Segment Start: DATASET RECORDS
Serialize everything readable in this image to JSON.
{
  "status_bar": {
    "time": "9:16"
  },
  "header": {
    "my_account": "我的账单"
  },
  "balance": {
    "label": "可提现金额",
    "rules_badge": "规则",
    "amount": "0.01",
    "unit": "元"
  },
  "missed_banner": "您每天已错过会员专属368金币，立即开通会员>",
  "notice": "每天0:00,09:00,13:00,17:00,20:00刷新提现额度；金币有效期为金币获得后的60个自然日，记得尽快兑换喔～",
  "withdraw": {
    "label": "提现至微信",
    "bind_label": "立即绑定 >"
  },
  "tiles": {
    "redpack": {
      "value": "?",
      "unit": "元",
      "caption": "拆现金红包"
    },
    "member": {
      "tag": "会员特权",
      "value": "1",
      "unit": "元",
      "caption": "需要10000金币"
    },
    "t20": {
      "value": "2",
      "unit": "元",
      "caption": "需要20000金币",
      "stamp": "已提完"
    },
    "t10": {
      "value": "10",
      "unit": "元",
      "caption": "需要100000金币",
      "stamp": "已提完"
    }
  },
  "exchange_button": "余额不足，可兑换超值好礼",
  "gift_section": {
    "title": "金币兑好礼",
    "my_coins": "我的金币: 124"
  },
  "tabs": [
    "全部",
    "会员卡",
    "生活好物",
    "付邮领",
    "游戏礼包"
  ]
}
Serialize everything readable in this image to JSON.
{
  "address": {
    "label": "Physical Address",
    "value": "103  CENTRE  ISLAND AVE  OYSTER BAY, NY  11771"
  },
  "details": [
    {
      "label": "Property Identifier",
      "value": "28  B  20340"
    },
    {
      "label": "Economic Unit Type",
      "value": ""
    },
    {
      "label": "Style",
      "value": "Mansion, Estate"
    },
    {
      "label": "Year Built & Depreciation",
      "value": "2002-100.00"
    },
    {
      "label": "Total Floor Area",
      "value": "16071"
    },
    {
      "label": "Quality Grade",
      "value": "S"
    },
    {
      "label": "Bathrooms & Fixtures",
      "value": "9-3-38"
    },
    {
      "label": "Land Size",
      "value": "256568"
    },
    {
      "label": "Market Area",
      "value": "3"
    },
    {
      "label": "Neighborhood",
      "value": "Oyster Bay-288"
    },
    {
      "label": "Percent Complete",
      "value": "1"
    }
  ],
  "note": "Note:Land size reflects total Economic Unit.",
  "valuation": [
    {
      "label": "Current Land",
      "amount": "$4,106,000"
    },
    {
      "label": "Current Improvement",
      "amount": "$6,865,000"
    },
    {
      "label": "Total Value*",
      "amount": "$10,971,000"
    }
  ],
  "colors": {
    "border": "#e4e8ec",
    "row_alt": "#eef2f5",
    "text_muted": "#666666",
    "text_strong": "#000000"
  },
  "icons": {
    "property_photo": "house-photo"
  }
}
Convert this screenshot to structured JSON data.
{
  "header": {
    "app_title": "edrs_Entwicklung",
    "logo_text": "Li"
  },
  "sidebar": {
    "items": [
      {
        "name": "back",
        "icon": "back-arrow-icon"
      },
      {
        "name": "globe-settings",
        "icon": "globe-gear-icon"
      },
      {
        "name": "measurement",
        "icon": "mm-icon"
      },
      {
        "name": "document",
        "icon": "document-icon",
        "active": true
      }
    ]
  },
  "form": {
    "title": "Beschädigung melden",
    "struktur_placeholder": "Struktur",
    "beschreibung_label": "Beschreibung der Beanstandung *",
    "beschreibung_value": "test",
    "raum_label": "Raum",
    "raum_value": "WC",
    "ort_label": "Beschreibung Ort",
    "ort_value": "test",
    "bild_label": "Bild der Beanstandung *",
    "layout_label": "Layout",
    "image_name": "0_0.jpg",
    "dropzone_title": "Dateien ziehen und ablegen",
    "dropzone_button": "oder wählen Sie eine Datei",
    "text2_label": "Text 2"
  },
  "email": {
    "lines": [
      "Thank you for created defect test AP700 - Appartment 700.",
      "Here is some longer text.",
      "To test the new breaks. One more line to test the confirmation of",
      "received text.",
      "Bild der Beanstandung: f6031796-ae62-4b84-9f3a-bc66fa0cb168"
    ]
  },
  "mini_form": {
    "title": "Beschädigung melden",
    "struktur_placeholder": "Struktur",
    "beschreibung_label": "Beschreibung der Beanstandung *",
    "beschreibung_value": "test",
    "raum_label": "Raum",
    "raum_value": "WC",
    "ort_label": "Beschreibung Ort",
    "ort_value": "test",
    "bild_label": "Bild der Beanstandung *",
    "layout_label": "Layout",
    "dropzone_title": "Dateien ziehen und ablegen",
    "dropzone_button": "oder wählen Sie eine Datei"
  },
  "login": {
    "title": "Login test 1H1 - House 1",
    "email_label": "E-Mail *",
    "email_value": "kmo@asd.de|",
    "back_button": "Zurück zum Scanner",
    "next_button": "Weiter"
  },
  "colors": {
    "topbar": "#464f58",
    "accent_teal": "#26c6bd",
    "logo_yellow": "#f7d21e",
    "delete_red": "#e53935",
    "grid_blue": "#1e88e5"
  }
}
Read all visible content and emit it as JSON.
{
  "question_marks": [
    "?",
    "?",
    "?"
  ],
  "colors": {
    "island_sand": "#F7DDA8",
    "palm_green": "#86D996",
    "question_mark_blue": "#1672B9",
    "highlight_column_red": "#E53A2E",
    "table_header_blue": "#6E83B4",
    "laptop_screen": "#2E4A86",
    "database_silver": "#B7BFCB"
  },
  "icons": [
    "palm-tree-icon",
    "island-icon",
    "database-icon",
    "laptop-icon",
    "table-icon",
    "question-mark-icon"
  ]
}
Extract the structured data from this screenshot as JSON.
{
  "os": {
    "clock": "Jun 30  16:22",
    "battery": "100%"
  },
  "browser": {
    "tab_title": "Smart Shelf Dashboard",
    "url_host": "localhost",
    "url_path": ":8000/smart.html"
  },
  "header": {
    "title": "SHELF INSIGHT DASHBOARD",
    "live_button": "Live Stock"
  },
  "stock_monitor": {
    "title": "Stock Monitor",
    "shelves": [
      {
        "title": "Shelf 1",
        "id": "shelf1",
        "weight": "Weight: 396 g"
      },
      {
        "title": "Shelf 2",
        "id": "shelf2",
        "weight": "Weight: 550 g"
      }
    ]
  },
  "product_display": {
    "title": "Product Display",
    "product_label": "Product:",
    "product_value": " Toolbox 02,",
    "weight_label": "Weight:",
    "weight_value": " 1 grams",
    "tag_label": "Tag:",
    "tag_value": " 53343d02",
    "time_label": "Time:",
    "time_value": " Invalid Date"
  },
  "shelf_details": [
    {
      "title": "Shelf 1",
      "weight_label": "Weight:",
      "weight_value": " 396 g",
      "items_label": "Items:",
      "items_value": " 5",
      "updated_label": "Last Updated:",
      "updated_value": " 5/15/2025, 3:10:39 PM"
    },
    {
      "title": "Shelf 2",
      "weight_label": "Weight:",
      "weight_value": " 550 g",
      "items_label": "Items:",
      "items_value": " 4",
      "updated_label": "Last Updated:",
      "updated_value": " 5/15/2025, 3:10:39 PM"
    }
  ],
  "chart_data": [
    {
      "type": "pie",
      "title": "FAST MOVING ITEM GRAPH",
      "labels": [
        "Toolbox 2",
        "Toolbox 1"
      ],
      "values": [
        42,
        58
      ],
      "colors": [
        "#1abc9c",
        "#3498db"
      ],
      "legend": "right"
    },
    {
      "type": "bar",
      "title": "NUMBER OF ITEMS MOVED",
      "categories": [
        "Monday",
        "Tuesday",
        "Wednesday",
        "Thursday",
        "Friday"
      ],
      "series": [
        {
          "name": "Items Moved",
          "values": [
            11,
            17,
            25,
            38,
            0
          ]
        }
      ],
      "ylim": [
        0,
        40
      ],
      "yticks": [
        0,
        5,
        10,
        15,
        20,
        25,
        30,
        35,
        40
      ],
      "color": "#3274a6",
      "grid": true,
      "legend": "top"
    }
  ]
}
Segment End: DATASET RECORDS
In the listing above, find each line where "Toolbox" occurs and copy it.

    "product_value": " Toolbox 02,",
        "Toolbox 2",
        "Toolbox 1"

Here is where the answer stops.